Approximately 22-55% of athletes suffer from LEA (11), which subsequently results in relative energy deficiency in sport (RED-S):‘impaired physiological functioning includes, but is not limited to, impairments of metabolic rate, menstrual function, bone health, immunity, protein synthesis and cardiovascular health’ (12). This affects males as well as females, and common initial symptoms can include: increased occurrence of colds/flu/illness, tiredness/fatigue, frequent stress fractures, reduced sex hormones and irregular/absent menstrual cycles.
Additionally, as an athlete you are at risk of reduced thyroid function due to potential stress (chronic training load / under recovery / life stress) and therefore need to be aware of this in conjunction with the ketogenic diet which may lower your active thyroid hormone levels (reference).
- Check out: the Cons of the ketogenic diet and also if you’ve got time the Pros of the ketogenic diet.

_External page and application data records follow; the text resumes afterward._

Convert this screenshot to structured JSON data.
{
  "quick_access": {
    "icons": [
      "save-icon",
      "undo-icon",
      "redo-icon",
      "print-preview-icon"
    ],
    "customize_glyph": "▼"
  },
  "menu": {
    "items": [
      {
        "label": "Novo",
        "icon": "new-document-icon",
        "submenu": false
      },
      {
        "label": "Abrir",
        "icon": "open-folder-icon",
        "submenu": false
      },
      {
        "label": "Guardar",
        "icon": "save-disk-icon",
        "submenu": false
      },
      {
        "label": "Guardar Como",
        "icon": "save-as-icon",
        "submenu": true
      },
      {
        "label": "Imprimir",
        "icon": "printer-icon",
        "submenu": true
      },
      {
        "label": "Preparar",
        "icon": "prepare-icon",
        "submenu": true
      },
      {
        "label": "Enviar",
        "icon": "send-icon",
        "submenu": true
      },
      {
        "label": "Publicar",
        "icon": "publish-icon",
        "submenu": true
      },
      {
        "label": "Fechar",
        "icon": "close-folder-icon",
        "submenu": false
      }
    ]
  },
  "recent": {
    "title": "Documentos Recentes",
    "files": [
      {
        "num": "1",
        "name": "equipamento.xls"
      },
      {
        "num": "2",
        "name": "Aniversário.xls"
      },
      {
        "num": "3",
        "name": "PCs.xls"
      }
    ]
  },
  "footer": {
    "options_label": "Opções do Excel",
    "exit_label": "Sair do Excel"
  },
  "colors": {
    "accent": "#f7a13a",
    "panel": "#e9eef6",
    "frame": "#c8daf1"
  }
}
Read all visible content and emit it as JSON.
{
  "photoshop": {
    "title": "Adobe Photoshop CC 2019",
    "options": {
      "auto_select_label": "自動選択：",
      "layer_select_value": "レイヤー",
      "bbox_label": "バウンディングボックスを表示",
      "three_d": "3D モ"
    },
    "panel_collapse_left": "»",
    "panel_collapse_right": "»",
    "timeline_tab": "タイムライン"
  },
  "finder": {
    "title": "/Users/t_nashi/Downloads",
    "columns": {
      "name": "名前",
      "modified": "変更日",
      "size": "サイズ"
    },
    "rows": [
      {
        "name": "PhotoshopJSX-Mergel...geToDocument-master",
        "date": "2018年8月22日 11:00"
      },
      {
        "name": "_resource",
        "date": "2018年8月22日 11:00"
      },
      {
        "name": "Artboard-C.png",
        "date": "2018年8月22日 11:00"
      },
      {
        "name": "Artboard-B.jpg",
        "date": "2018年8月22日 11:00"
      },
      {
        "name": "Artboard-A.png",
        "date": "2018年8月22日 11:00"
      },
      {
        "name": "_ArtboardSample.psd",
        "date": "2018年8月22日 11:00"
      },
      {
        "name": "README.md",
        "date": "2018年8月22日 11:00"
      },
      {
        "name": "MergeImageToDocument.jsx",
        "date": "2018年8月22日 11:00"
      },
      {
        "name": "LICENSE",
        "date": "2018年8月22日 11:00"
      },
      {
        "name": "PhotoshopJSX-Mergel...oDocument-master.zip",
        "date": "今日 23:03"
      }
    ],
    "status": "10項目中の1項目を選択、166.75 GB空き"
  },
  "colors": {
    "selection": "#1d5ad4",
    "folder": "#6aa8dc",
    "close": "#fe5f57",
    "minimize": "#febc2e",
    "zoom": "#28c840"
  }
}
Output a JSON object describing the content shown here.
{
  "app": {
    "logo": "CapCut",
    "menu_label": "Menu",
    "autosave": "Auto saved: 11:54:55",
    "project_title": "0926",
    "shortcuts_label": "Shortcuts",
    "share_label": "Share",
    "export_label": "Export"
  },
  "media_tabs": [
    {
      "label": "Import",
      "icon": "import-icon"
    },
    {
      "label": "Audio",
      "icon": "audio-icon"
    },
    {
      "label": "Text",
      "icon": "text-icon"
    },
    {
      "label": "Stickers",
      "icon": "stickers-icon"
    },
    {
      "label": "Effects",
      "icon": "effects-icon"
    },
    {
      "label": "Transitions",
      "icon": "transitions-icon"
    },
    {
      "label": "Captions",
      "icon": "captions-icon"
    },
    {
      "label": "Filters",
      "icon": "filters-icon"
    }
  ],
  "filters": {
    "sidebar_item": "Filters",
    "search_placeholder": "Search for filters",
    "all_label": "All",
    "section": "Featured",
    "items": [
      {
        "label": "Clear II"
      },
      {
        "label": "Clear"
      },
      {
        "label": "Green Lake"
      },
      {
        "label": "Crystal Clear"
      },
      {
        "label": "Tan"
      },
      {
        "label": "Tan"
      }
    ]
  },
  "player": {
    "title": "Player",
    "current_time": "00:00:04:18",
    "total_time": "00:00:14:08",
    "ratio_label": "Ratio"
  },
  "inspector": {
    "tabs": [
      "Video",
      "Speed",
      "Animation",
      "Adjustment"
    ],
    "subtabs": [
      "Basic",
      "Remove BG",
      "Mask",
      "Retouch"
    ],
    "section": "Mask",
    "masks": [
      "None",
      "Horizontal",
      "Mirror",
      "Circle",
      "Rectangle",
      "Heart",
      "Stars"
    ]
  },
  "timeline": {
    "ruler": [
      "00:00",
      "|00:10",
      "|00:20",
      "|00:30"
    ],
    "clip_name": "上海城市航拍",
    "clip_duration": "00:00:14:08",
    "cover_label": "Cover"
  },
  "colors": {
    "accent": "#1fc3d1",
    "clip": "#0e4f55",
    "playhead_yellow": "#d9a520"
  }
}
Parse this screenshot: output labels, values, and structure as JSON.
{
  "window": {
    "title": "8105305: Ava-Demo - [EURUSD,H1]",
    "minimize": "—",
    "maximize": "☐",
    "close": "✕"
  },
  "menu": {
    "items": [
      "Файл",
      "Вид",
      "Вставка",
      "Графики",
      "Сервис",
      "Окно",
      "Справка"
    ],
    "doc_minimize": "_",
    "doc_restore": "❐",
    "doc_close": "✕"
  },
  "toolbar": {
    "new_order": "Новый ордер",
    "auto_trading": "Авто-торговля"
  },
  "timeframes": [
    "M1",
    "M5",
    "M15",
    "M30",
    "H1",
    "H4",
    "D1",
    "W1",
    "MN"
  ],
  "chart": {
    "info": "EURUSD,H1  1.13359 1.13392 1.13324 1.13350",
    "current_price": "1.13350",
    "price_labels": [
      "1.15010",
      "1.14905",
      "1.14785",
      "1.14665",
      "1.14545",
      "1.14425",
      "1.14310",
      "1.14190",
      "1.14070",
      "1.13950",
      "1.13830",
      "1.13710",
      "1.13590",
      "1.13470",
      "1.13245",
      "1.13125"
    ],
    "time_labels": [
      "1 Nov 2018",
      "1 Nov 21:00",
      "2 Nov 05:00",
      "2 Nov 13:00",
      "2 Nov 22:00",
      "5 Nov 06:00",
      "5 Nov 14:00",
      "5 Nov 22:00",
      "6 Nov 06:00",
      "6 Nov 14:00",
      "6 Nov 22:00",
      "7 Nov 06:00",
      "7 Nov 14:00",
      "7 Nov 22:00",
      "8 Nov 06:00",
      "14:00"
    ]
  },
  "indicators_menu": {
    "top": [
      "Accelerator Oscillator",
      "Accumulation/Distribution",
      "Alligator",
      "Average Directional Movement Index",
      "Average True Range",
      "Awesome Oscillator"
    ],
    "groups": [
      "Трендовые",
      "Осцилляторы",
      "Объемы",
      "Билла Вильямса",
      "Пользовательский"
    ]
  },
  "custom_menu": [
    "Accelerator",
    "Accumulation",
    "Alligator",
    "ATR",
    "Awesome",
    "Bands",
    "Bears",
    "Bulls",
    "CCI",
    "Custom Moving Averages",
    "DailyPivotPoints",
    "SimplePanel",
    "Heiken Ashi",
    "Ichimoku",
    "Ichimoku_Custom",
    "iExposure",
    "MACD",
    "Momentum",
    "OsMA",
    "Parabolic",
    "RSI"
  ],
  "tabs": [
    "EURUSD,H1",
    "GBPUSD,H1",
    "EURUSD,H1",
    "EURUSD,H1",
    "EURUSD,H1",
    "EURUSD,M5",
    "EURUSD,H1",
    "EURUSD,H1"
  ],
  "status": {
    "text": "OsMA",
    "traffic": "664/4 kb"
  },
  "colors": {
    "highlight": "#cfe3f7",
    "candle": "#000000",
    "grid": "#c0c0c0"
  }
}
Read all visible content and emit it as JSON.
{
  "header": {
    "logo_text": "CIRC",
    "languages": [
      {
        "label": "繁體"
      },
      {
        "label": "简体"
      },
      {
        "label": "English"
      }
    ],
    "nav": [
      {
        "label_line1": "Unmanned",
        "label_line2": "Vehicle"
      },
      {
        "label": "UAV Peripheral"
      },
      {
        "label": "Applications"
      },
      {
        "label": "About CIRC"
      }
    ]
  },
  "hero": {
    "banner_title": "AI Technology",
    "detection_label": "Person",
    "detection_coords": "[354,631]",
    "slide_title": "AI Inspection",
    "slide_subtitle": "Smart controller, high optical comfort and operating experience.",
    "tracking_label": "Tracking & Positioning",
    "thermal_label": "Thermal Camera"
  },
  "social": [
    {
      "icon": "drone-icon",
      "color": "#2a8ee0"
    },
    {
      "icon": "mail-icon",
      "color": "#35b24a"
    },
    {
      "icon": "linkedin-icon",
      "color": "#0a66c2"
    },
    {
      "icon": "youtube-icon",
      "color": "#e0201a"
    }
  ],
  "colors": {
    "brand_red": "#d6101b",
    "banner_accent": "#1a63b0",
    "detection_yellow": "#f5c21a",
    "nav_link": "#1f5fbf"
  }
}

- Diet personalisation: the “right” modified form of the ketogenic diet has to be personalised to suit your needs and goals. Additionally ensuring optimal protein and energy intake as well as electrolyte balance is key.
- Periodisation: as an athlete your training and energy needs will vary and therefore it will be likely be optimum (for health and performance) to periodise your nutrition and monitor and review your progress.
- Volek et al. (2016). ‘Metabolic characteristics of keto-adapted ultra-endurance runners”
- Phinney et al. (1983). ‘The human metabolic response to chronic ketosis without caloric restriction: preservation of submaximal exercise capability with reduced carbohydrate oxidation.’
- McSwiney et al. (2017). ‘Keto-adaptation enhances exercise performance and body composition responses to training in endurance athletes’.
- Thomsen et al. (2018). ‘Effects of 3-hydroxybutyrate and free fatty acids on muscle protein kinetics and signalling during LPS-induced inflammation in humans: anticatabolic impact of ketone bodies.’
- Gregory et al. (2017). ‘A low-carbohydrate ketogenic diet combined with 6-weeks of CrossFit training improves body composition and performance.’
- Youm et al. (2015). ‘Ketone body β-hydroxybutyrate blocks the NLRP3 inflammasome-mediated inflammatory disease.’
- Shimazu et al. (2013). ‘Suppression of oxidative stress by β-hydroxybutyrate, an endogenous histone deacetylase inhibitor.’
- Clark and Mach (2016). ‘Exercise-induced stress behaviour, gut-microbiota-brain axis and diet: a systematic review for athletes.’
- Mach and Fuster-Botella (2017). ‘Endurance exercise and the gut microbiota: a review.’
- Duchan et al. (2010). ‘Energy drinks: a review of use and safety for athletes’
- Logue et al. (2020). Low energy availability in athletes 2020: an updated narrative review of prevalence, risk, within-day energy balance, knowledge and impact on sports performance’
- Mountjoy et al. (2018). ‘IOC consensus statement on relative energy deficiency in sport (RED-S): 2018 update.’